192. Davies JM, Lawton MT. Advances in open microsurgery for cerebral aneurysms. Neurosurgery. 2014;74(Suppl 1):7-16

193. Crowley RW, Medel R, Dumont AS. Operative nuances of an occipital artery to posterior inferior cerebellar artery bypass. Neurosurg Focus. 2009;26(5 E):19

194. Macchi V, Porzionato A, Parenti A, De Caro R. The course of the posterior inferior cerebellar artery may be related to its level of origin. Surg Radiol Anat. 2004;26(1):60-5

195. Fukuda H, Evins AI, Iwasaki K, Hattori I, Murao K, Kurosaki Y. et al. The role of alternative anastomosis sites in occipital artery-posterior inferior cerebellar artery bypass in the absence of the caudal loop using the far-lateral approach. J Neurosurg. 2017;126(2):634-44

196. Kim YJ, Kim JY, Cho YH, Kim YS, Kim TS, Joo SP. Preoperative Considerations in Occipital Artery-high-riding Posterior Inferior Cerebellar Artery Bypass: A Report of Two Cases and a Literature Review. J Neurol Surg A Cent Eur Neurosurg. 2019;80(5):399-403

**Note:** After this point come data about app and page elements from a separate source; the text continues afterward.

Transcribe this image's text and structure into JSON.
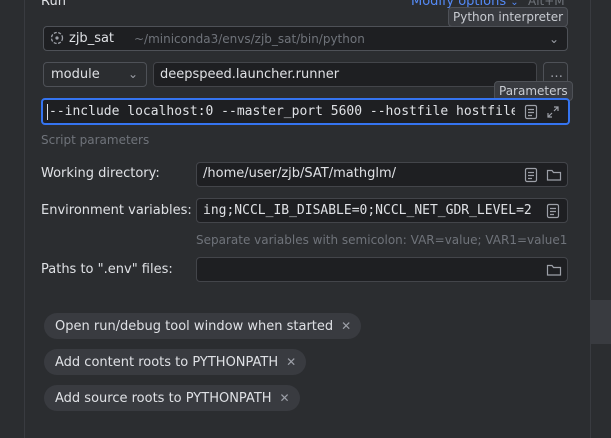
{
  "header": {
    "title": "Run",
    "modify_options": "Modify options",
    "shortcut": "Alt+M"
  },
  "tooltips": {
    "python_interpreter": "Python interpreter",
    "parameters": "Parameters"
  },
  "interpreter": {
    "name": "zjb_sat",
    "path": "~/miniconda3/envs/zjb_sat/bin/python"
  },
  "run_target": {
    "type": "module",
    "module_name": "deepspeed.launcher.runner"
  },
  "script_parameters": {
    "value": "--include localhost:0 --master_port 5600 --hostfile hostfile",
    "label": "Script parameters"
  },
  "working_directory": {
    "label": "Working directory:",
    "value": "/home/user/zjb/SAT/mathglm/"
  },
  "environment_variables": {
    "label": "Environment variables:",
    "value": "ing;NCCL_IB_DISABLE=0;NCCL_NET_GDR_LEVEL=2",
    "hint": "Separate variables with semicolon: VAR=value; VAR1=value1"
  },
  "env_files": {
    "label": "Paths to \".env\" files:",
    "value": ""
  },
  "options": [
    {
      "label": "Open run/debug tool window when started"
    },
    {
      "label": "Add content roots to PYTHONPATH"
    },
    {
      "label": "Add source roots to PYTHONPATH"
    }
  ],
  "colors": {
    "background": "#2b2d30",
    "field": "#1e1f22",
    "focus": "#3574f0",
    "link": "#548af7",
    "chip": "#393b40"
  }
}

197. Czabanka M, Ali M, Schmiedek P, Vajkoczy P, Lawton MT. Vertebral artery-posterior inferior cerebellar artery bypass using a radial artery graft for hemorrhagic dissecting vertebral artery aneurysms: surgical technique and report of 2 cases. J Neurosurg. 2011;114(4):1074-9

Author contact

Corresponding address Corresponding author: Prof. Li-Qun Jiao, Department of Neurosurgery, Xuanwu Hospital, Capital Medical University, No. 45, Changchun Street, Beijing, China. Tel: +861083198836. E-mail: liqunjiaocn.

Received 2020-6-5
Accepted 2020-10-7
Published 2020-10-18